400 additional acres of critical wetlands were recently donated to Yosemite, but the meadow is in need of restoration.

“Meadows are an incredibly important habitat of the entire Sierra Nevada landmass,” said the director of Nature Corps Mark Landon. “Meadows make up only 2% – but they support 75% of the wildlife.”

Nature Corp, a volunteer conservation organization, aided by a group of students from Coalinga High School are working to help restore Ackerson Meadow.

“In order to restore the meadow, the park services has 700 pounds of seed to get it propagated so that it can replant native flora to the area.”

That is the job of these students, they go from plant to plant gathering seeds.

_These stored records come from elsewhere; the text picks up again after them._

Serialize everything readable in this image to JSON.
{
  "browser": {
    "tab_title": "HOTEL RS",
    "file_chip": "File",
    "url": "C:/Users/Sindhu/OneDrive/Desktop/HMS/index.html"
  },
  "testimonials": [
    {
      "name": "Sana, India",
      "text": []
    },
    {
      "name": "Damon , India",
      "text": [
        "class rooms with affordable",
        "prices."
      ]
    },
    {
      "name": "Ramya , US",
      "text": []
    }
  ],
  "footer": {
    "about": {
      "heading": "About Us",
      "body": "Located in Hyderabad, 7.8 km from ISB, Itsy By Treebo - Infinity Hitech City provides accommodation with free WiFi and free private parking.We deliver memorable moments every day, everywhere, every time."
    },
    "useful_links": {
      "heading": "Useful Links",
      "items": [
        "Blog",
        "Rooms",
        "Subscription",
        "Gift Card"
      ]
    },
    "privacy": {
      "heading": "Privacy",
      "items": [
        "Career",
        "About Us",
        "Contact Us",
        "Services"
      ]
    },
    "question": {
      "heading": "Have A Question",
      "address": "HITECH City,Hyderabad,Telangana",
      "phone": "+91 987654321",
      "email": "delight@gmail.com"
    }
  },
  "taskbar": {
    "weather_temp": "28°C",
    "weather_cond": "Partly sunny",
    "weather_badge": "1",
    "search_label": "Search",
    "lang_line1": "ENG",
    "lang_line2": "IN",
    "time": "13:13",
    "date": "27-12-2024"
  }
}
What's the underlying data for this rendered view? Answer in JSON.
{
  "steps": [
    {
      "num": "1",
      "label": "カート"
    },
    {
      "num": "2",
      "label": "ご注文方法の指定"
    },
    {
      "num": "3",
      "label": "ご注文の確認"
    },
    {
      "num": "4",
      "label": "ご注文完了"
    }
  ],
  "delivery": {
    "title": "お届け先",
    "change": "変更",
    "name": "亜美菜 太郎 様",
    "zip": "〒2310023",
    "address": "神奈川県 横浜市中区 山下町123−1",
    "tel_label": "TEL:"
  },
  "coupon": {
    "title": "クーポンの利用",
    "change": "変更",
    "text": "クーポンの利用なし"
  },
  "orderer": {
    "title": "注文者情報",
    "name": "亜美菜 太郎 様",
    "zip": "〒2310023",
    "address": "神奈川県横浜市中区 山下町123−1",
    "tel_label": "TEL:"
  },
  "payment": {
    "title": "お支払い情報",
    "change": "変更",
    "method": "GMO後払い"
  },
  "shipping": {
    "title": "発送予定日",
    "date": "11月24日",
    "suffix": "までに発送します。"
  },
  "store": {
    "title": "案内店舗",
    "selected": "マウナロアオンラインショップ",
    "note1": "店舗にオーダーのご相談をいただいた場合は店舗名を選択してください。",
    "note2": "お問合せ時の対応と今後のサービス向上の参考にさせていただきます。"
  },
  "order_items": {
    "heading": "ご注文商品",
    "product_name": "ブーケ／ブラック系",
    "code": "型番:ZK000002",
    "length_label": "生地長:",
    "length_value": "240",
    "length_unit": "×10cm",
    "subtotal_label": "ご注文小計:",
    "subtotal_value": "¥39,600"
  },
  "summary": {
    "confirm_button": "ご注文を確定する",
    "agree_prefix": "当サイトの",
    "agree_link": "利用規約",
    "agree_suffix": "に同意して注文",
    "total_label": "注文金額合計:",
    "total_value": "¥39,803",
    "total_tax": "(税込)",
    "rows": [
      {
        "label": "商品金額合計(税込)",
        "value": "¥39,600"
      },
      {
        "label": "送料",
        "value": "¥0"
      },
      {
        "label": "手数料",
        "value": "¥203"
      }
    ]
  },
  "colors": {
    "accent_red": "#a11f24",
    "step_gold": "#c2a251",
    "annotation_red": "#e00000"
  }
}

“We have to choose the right one, there are some that are similar so it’s important to choose the ones that are ready to be picked,” said Coalinga High School student Miriam Vasquez.

They learn about the natural habitat, what grows here, and why it is important.

“We were told that there is a bird that is only found in this specific area and with this seed we are doing will actually help that bird thrive,” said Coalinga High School student Connor Waskiewicz.

The restoration project includes filling in a large erosion gully that is draining wetlands in the meadow.

“Once this is back like they want it to be I can come back and visit and just think to myself ‘wow, I helped do this,’ I helped turn something into this beautiful wilderness.”

This is not only an opportunity for these students to be out in nature, it is a hands-on science project supported by Chevron. The energy company has partnered with Nature Corp for over 25 years.